  • immunocontraception;
  • immunocontragestion;
  • white-tailed deer

PROBLEM: Reduction of excess numbers of white-tailed deer (Odocoileus virginianus) is an example of a potential use for immunocontraception as a means of wildlife population management. METHOD OF STUDY: A 4 year multifaceted study was conducted to determine the long term effects of gonadotropin releasing hormone (GnRH) contraceptive vaccine on the fertility and behavior of female and male white-tailed deer. Deer were monitored for breeding behavior, hormone levels, pregnancy, fawning and GnRH specific antibody levels. RESULTS: Treatment lead to reduced fawning rates, altered estrus behavior, reduced concentrations of progesterone, contraception and failure to maintain pregnancy following conception. GnRH immunized does bred to untreated bucks had an 88% reduction in fawning caused by either immunocontraception or immunocontragestion. The vaccine effect is reversible, directly related to the antibody titer. Infertility lasted up to two years without boosting. GnRH immunized bucks demonstrated no interest in sexual activity when paired with control females. Depending on the immunization schedule, antlers either dropped early or remained in velvet.

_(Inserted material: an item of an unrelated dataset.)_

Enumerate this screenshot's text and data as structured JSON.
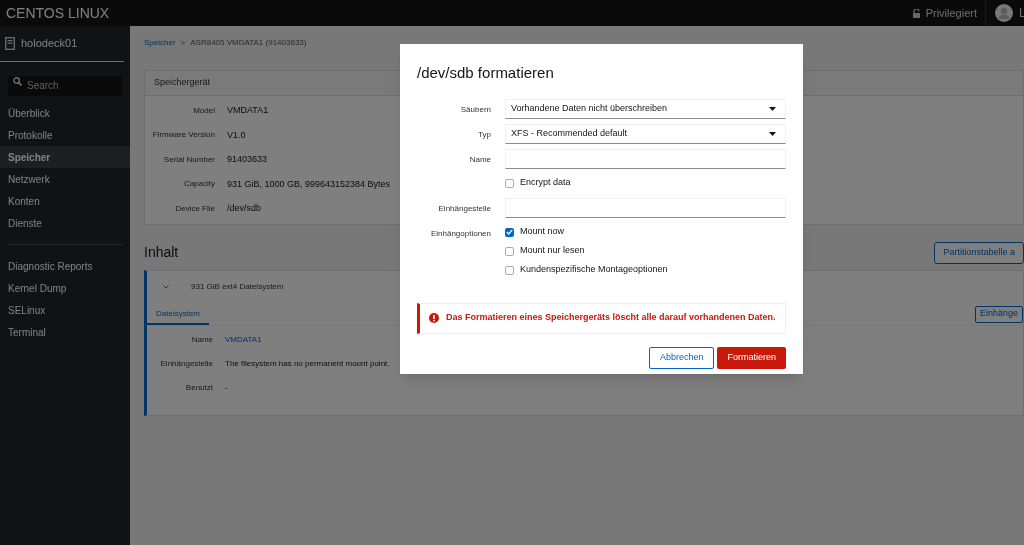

CONCLUSIONS: The results of this study demonstrate that GnRH vaccine is effective in inducing a reversible infertility in white-tailed deer, the infertility lasting up to two years without boosting.